(Entries from a dataset of interfaces)
* * * * * * * * *
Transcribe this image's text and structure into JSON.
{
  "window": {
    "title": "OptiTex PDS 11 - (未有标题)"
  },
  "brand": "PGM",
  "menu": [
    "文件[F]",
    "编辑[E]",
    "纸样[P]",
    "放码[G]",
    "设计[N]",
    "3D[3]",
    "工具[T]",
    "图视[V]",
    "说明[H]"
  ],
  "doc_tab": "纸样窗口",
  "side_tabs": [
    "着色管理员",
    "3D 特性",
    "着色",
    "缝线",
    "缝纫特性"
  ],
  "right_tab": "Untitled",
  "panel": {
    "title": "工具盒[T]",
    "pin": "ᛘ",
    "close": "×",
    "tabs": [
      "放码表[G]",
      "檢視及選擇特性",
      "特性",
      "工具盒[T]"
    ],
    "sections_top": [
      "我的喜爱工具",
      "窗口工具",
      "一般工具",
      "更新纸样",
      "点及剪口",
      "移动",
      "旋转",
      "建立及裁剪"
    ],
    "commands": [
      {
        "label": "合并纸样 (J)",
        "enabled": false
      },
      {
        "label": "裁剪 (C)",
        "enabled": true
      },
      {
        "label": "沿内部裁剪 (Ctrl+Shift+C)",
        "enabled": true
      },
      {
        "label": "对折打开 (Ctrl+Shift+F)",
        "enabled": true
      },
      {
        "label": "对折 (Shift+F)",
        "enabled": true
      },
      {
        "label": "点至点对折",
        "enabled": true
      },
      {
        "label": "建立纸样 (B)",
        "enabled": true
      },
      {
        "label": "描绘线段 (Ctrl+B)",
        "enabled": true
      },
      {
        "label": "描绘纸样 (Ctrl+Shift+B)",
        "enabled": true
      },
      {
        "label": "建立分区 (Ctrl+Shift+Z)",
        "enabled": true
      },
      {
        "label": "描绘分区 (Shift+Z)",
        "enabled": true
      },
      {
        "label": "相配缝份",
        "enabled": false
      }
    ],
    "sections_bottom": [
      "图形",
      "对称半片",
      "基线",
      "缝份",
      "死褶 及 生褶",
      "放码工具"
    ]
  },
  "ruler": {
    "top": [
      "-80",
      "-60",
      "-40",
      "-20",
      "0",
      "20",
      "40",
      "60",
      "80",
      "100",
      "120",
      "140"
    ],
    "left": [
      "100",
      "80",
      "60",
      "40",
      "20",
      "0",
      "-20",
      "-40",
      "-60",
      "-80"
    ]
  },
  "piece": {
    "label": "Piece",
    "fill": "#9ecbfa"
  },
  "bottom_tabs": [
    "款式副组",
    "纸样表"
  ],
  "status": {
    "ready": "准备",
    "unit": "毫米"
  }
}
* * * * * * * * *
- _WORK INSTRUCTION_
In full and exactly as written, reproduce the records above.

- _TASK RESPONSE_
Transcribe this image's text and structure into JSON.
{
  "window": {
    "title": "OptiTex PDS 11 - (未有标题)"
  },
  "brand": "PGM",
  "menu": [
    "文件[F]",
    "编辑[E]",
    "纸样[P]",
    "放码[G]",
    "设计[N]",
    "3D[3]",
    "工具[T]",
    "图视[V]",
    "说明[H]"
  ],
  "doc_tab": "纸样窗口",
  "side_tabs": [
    "着色管理员",
    "3D 特性",
    "着色",
    "缝线",
    "缝纫特性"
  ],
  "right_tab": "Untitled",
  "panel": {
    "title": "工具盒[T]",
    "pin": "ᛘ",
    "close": "×",
    "tabs": [
      "放码表[G]",
      "檢視及選擇特性",
      "特性",
      "工具盒[T]"
    ],
    "sections_top": [
      "我的喜爱工具",
      "窗口工具",
      "一般工具",
      "更新纸样",
      "点及剪口",
      "移动",
      "旋转",
      "建立及裁剪"
    ],
    "commands": [
      {
        "label": "合并纸样 (J)",
        "enabled": false
      },
      {
        "label": "裁剪 (C)",
        "enabled": true
      },
      {
        "label": "沿内部裁剪 (Ctrl+Shift+C)",
        "enabled": true
      },
      {
        "label": "对折打开 (Ctrl+Shift+F)",
        "enabled": true
      },
      {
        "label": "对折 (Shift+F)",
        "enabled": true
      },
      {
        "label": "点至点对折",
        "enabled": true
      },
      {
        "label": "建立纸样 (B)",
        "enabled": true
      },
      {
        "label": "描绘线段 (Ctrl+B)",
        "enabled": true
      },
      {
        "label": "描绘纸样 (Ctrl+Shift+B)",
        "enabled": true
      },
      {
        "label": "建立分区 (Ctrl+Shift+Z)",
        "enabled": true
      },
      {
        "label": "描绘分区 (Shift+Z)",
        "enabled": true
      },
      {
        "label": "相配缝份",
        "enabled": false
      }
    ],
    "sections_bottom": [
      "图形",
      "对称半片",
      "基线",
      "缝份",
      "死褶 及 生褶",
      "放码工具"
    ]
  },
  "ruler": {
    "top": [
      "-80",
      "-60",
      "-40",
      "-20",
      "0",
      "20",
      "40",
      "60",
      "80",
      "100",
      "120",
      "140"
    ],
    "left": [
      "100",
      "80",
      "60",
      "40",
      "20",
      "0",
      "-20",
      "-40",
      "-60",
      "-80"
    ]
  },
  "piece": {
    "label": "Piece",
    "fill": "#9ecbfa"
  },
  "bottom_tabs": [
    "款式副组",
    "纸样表"
  ],
  "status": {
    "ready": "准备",
    "unit": "毫米"
  }
}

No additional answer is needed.